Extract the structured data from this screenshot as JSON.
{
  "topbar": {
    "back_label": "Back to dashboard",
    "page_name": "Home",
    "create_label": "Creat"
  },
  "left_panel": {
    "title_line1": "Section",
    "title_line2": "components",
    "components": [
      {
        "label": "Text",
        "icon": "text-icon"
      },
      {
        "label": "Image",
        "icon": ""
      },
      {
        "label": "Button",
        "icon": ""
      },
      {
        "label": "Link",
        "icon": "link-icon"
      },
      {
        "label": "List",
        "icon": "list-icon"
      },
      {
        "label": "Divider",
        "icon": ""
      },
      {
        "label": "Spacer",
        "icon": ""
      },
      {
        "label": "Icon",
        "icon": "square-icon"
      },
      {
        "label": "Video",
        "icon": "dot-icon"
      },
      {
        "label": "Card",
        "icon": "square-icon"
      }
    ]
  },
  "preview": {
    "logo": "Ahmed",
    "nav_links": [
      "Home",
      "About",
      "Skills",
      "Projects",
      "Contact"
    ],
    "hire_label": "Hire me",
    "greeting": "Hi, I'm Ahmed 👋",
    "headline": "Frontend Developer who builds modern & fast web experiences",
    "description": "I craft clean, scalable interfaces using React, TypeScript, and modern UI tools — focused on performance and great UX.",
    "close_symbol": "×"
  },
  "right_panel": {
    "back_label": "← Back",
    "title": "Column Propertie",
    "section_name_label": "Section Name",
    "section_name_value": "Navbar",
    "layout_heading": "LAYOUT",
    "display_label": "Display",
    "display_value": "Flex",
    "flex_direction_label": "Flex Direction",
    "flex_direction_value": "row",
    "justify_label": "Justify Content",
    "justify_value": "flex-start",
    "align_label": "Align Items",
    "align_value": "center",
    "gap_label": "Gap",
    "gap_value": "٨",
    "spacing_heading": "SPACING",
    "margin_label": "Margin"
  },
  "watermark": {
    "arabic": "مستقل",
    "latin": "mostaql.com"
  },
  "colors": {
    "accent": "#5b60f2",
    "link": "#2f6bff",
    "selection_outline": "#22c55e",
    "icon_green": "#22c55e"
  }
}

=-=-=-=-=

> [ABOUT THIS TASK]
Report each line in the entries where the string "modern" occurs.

> [WRITTEN RESPONSE]
    "headline": "Frontend Developer who builds modern & fast web experiences",
    "description": "I craft clean, scalable interfaces using React, TypeScript, and modern UI tools — focused on performance and great UX.",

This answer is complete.